Besides getting stronger and more powerful leg and gluteal muscles, running up hills strengthens your heart and lungs, encourages better form, reduces the physical stress of impact, and helps you achieve a faster cadence. It is also mentally strengthening which is especially important in an endurance athlete. There’s plenty of reasons to incorporate hills in your running route(s), but if you want a bigger boost of the benefits, then having a hill-specific workout in your training cycle is a great idea.
Where I live, there’s plenty of great hills (a.k.a. mountains) to add a hill-repeat workout to my training cycle. After my usual warm up, I do five to eight repeats. I prefer walking down to increase my heart’s ability to recover, aid in fat burn, and save the extra quad stress of running downhill for later.
If you don’t consider yourself a “climber” there are a few tips you can try. Pretend the hill is a set of stairs – shorten your stride and pick up your knees. Instead of trying to pull yourself up the hill with lunging strides, push off the ground with your ankles. Focus on your level of effort rather than your pace. This is especially important if you have more miles ahead of you and need to conserve energy.
Another reason why I walk down is to reduce injury risk. I know that if I had perfect form it wouldn’t matter, but I don’t. When I’m doing repeats, I’m focusing on the benefits I’m getting from uphill running. I get practice running downhill in my trail runs.
When I’m racing and there’s downhill portions, I do my best to float with no extra effort pushing or slowing down. It should be a little faster than my usual pace, but again, I’m focusing on no extra effort. When I get to level ground, then I settle back into goal pace.

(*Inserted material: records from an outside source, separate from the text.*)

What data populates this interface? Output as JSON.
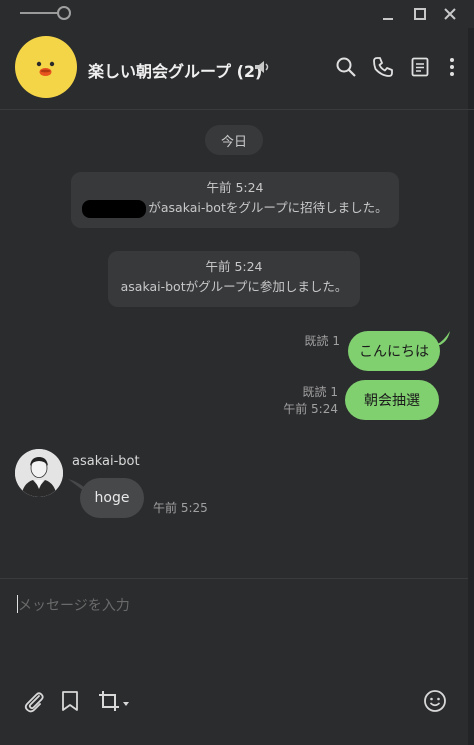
{
  "window": {
    "minimize_icon": "minimize-icon",
    "maximize_icon": "maximize-icon",
    "close_icon": "close-icon"
  },
  "header": {
    "title": "楽しい朝会グループ (2)",
    "group_avatar_color": "#f5d548"
  },
  "day_separator": "今日",
  "system_messages": [
    {
      "time": "午前 5:24",
      "text": "がasakai-botをグループに招待しました。"
    },
    {
      "time": "午前 5:24",
      "text": "asakai-botがグループに参加しました。"
    }
  ],
  "my_messages": [
    {
      "read": "既読 1",
      "time": "",
      "text": "こんにちは"
    },
    {
      "read": "既読 1",
      "time": "午前 5:24",
      "text": "朝会抽選"
    }
  ],
  "other_message": {
    "sender": "asakai-bot",
    "text": "hoge",
    "time": "午前 5:25"
  },
  "input": {
    "placeholder": "メッセージを入力"
  },
  "colors": {
    "background": "#2b2c2e",
    "my_bubble": "#80d070",
    "other_bubble": "#47484a"
  }
}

Duration: about 1.5 hours total (including cool down)
Frequency: once every other week